👉 2 out of 5 users did not seem to expect returning to a question customisation step after already mapped form field at the beginning of the flow. Some expected to land on the settings page. A tester even thought this was a “live” form popping out and wanted to fill it to test it out. Testers were however not surprised by the signer box questions. They understand where it came from. They understand how to use it and amend it.



  • No immediate initiative to start as it is not a blockers and does not represent a significant group of users
  • However, it would be worth post v1 to explore a design solution combining in one screen the 2 steps.

User test synthesis

Here are the key learning after conducting these user tests:

  • we achieved our main objective: the design of the user journey just works,
  • all 22 hypotheses passed the test after round 2 of user testing (100% success rate). 4 medium-risk hypotheses didn’t pass the test after round 1 (81% success rate) and were successfully remediated for round 2.
  • users understood what the product does and what benefits they can get out of it. They wished to be kept informed about the release of the product. Testers kept high interest and energy during the tests.
  • we performed 11 user testing interviews on our objective of 10. Testers were happy to participate and enjoyed the experience of testing an innovative product.
  • the users tests were valuable because:
    • They helped us built a high confidence level about the usability of the design. We’re now reassured that we will ship a product that users will likely understand and be able to use.
    • We received lots of insights on how to improve the product in the future (17 users insights),
  • after round 2 of the tests, we captured a limited set of design edits (4 design edits).

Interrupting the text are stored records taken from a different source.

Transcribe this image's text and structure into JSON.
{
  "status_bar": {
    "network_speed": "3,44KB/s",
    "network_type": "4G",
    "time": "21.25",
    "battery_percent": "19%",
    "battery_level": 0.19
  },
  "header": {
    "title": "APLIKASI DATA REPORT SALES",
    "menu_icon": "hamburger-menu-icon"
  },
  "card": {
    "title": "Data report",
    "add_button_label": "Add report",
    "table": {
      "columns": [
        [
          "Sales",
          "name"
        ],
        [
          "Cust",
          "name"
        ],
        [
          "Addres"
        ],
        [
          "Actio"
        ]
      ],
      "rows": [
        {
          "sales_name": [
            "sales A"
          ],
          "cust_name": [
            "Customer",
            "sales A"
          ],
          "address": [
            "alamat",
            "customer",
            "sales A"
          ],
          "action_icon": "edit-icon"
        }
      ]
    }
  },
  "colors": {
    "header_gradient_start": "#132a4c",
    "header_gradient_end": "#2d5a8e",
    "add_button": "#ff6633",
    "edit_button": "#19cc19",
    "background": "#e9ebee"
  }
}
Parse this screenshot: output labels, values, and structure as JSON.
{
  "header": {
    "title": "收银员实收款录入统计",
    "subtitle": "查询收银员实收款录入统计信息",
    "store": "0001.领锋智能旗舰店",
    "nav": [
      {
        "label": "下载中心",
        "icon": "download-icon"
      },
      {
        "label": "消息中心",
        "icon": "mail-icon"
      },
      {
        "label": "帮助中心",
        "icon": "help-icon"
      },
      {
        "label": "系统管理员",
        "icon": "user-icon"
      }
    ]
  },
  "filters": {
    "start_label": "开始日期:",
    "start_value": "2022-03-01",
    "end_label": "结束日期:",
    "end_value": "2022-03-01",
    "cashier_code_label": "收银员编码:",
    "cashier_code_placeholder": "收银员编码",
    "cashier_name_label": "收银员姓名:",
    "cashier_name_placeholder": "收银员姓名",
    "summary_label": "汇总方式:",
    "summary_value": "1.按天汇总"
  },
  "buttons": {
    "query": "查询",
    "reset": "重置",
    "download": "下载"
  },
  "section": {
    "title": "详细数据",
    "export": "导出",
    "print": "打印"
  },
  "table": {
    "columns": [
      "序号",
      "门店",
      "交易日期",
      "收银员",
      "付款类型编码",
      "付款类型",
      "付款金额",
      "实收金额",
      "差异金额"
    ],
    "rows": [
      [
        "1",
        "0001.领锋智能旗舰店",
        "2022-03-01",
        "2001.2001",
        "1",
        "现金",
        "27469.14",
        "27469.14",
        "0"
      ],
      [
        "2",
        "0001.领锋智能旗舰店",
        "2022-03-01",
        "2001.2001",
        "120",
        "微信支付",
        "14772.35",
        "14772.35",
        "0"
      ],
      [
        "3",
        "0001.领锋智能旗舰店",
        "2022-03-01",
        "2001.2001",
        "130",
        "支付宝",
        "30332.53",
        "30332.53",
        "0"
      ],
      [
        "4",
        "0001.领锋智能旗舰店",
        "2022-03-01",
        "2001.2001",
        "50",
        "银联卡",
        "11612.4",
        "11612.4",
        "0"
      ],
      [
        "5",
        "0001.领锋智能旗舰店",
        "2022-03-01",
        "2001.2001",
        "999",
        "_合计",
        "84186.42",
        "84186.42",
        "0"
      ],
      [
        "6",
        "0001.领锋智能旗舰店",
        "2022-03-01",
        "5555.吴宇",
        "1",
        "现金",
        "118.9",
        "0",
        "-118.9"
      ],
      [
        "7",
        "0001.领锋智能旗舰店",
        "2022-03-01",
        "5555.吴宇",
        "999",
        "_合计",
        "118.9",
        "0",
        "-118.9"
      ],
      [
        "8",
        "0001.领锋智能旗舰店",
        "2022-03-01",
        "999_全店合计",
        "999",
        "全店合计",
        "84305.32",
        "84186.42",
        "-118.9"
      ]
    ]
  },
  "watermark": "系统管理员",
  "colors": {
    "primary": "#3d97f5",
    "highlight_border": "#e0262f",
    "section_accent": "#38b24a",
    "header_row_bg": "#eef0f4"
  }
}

I made few extra edits after running the second round of user tests but nothing major blocking the Workflows launch. Here is the version we launched back in June 2022.

Business wise, we did not reach our goal which to have X Workflows customers by the end of Q2 2022 (again, I cannot disclose what was the figure). For the record, we reached this milestone late November 2022.

As a team we tried to understand the reasons explaining this result. Several emerged:

  • the product was not sold in self serve yet (Sales team had to make product demos to sell Workflows),
  • some must have features had not been implemented yet,
  • the new positioning, pricing and Workflows presentation had not been implemented yet.


While I really enjoyed been part of this exciting adventure, I feel frustrated by the initial business results. On top of the reasons I just shared, I have the feeling we touched the limit of the MMP approach. The initial product features set was probably too limited at launch making Workflows not relevant for some customer profiles. Also, not offering any self serve onboarding was probably a mistake as the product comes up with some concepts which can be complicated to understand.

A year later, other key reasons stood out. The 2 main ones were that the value proposition was not clearly understood. Also the document preparation aka adding variables, seemed to be a blocker: users did not seem to understand how to add variables within their documents. Even if it has never been a blocker while we conducted initial user test, several users clearly said they expected to be able to edit the document directly into Yousign.

Since then, we have ran several major initiatives to make the product richer and more intuitive to use. I’ll detail these in another case study.

Thanks for reading.